- About this exercise -
In the following listing, find the lines containing "title" and report them.

- Records for processing -
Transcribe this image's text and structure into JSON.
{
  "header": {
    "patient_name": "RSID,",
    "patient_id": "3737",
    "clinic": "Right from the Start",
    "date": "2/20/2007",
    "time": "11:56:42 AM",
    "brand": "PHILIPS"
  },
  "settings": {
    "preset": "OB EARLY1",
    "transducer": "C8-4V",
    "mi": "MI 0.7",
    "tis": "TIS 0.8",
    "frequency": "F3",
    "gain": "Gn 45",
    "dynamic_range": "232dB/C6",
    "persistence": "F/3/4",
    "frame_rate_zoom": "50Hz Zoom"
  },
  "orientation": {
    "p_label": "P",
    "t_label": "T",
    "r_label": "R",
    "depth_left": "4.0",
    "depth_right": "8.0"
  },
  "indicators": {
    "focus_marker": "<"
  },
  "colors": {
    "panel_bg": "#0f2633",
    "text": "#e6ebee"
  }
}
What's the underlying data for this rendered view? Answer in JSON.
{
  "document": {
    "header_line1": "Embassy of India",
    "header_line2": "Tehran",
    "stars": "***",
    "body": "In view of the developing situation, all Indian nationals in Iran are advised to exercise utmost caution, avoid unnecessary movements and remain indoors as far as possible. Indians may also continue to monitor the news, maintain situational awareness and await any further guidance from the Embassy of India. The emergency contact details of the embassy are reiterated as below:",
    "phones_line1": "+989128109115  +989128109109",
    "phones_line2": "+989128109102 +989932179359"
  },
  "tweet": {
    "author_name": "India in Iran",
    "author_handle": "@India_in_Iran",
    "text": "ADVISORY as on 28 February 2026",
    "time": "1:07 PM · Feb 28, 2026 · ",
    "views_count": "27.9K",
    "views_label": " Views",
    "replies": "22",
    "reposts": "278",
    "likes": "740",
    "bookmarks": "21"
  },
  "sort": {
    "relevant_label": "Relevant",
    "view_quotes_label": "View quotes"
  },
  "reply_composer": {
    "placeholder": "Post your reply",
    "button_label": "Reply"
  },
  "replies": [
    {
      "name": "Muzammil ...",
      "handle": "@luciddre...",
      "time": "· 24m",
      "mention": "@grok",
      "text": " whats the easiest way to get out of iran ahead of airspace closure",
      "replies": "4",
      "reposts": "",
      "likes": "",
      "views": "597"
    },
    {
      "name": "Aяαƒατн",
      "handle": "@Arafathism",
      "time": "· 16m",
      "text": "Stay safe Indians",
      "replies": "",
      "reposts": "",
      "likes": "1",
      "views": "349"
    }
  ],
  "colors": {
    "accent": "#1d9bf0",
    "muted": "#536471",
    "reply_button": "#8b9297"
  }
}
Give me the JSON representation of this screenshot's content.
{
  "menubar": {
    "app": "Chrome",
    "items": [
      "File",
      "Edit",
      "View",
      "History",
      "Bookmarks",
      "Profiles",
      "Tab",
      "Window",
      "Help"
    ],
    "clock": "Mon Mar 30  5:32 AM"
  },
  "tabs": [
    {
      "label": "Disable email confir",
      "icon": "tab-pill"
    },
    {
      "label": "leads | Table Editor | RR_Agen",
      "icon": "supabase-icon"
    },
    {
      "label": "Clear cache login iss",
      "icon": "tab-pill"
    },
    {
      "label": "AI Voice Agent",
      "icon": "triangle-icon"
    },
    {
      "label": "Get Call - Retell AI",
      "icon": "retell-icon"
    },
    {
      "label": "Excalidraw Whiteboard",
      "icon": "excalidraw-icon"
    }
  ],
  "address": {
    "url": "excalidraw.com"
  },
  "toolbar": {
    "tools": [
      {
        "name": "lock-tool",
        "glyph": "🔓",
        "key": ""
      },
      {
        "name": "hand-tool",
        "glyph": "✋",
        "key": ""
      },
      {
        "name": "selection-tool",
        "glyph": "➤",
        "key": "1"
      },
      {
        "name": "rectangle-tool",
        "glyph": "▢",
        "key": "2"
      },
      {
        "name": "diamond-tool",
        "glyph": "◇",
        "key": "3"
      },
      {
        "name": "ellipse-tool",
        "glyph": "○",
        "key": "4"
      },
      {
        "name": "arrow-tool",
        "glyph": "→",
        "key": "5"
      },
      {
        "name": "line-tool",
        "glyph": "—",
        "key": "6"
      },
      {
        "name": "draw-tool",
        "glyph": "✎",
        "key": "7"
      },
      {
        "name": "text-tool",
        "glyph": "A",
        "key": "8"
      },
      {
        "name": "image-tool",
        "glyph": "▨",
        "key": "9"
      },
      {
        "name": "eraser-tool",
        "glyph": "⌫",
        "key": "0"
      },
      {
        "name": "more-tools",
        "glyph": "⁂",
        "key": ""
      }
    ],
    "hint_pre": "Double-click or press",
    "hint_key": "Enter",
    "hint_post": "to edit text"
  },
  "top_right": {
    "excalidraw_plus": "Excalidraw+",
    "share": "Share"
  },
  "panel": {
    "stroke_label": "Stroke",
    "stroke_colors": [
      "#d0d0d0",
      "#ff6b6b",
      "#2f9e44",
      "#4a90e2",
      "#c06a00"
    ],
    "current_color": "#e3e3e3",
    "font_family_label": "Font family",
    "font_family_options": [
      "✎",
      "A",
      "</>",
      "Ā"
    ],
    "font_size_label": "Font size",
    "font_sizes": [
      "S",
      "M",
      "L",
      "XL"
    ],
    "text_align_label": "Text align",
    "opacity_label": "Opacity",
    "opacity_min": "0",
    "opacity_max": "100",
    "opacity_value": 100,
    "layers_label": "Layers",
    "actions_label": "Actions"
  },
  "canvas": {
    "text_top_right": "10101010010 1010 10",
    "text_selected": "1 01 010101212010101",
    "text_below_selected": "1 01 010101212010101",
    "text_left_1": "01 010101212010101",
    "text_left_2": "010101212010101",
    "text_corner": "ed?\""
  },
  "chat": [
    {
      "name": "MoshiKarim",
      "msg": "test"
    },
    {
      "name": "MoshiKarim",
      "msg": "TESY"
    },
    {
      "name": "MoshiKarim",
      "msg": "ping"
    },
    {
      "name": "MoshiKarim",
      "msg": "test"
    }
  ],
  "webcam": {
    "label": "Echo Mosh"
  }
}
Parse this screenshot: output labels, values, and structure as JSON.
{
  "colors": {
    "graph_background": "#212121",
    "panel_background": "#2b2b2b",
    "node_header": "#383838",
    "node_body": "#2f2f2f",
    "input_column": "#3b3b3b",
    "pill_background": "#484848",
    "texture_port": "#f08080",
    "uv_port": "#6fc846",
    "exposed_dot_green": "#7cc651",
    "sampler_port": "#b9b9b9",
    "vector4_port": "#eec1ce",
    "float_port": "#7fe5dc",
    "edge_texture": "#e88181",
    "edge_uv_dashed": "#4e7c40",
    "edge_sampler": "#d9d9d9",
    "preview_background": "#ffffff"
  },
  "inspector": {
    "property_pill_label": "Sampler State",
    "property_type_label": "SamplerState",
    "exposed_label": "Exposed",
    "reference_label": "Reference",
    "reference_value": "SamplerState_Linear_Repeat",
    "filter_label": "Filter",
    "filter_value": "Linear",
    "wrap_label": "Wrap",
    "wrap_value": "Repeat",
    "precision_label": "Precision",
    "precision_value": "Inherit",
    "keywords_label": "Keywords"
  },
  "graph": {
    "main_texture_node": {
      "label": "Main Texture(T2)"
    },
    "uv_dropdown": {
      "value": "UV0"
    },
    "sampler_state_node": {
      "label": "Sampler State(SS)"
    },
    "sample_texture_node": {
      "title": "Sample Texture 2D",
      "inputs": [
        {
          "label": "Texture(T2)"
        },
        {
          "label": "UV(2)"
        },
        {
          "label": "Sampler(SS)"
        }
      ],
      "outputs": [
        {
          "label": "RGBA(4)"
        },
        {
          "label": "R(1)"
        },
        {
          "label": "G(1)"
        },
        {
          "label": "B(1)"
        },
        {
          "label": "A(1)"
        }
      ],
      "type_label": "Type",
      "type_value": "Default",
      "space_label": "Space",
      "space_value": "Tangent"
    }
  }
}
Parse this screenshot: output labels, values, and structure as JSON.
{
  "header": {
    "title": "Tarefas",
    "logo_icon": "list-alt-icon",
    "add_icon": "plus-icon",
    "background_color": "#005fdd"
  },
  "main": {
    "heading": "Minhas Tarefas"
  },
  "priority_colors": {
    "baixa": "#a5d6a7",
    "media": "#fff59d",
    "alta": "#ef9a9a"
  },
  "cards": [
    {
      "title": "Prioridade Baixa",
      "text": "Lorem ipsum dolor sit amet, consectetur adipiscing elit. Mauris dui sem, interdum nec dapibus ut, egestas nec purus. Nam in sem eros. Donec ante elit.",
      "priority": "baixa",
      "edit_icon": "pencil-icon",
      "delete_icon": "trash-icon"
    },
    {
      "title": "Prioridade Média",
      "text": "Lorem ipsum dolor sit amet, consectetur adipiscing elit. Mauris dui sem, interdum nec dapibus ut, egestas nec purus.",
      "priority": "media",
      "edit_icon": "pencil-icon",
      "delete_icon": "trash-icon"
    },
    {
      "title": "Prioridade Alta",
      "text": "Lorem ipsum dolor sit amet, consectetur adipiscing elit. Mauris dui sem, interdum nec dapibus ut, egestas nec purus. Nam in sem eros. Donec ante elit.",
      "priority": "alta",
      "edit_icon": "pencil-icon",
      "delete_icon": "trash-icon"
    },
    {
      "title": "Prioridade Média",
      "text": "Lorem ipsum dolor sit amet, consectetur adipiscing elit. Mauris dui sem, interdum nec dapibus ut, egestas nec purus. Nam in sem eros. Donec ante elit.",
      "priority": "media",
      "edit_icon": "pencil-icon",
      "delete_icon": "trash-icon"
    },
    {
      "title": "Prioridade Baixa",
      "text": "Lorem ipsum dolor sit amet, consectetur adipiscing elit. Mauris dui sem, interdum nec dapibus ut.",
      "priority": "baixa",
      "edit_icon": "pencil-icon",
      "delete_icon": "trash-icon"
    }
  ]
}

- Your solution -
      "title": "Sample Texture 2D",
    "title": "Tarefas",
      "title": "Prioridade Baixa",
      "title": "Prioridade Média",
      "title": "Prioridade Alta",
      "title": "Prioridade Média",
      "title": "Prioridade Baixa",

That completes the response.